§ Exercise goal: Only one thing is required: the number of lines in the entries below that contain "title".

(Page and application data records)
((

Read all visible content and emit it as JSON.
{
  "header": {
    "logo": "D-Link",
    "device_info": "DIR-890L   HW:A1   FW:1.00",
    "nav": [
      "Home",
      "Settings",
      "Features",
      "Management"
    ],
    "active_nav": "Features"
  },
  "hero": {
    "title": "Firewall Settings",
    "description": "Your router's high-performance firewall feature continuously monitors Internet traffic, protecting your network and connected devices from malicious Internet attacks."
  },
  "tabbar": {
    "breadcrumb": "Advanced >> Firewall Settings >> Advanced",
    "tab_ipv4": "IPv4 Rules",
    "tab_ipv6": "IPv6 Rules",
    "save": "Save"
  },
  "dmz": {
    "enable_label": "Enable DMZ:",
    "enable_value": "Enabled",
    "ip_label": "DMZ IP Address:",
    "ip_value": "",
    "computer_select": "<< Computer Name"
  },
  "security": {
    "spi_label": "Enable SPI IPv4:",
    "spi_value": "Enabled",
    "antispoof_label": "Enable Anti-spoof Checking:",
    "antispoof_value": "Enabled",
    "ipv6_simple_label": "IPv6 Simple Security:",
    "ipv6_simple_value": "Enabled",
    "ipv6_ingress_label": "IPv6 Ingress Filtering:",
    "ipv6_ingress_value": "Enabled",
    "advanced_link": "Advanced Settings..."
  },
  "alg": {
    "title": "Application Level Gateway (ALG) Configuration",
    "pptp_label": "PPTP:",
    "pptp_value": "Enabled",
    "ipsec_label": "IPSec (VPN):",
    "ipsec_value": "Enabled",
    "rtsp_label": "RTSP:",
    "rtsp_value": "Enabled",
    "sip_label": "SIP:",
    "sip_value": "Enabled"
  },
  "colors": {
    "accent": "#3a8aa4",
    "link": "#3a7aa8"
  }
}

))
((

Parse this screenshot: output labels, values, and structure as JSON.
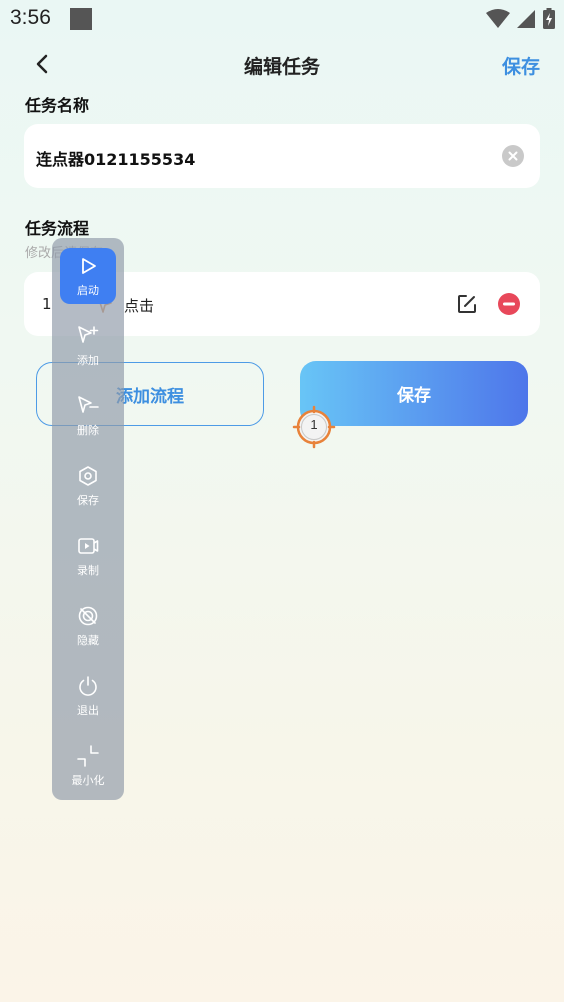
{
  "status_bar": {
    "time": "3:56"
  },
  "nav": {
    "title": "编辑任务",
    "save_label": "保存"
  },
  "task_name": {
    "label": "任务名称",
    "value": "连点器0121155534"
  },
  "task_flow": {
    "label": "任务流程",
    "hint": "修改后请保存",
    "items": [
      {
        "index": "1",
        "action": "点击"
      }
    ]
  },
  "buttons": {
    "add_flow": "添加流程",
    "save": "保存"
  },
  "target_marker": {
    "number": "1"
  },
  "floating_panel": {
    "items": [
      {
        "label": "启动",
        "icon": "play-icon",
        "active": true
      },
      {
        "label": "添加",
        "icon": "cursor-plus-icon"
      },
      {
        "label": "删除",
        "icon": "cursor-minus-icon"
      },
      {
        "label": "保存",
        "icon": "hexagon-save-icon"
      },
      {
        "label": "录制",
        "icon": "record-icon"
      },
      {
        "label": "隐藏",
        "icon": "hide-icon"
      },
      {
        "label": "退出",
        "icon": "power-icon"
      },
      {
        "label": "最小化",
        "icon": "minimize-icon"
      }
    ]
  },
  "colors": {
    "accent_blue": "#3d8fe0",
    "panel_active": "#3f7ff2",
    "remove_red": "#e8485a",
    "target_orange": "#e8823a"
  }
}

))

§ Exercise answer: 3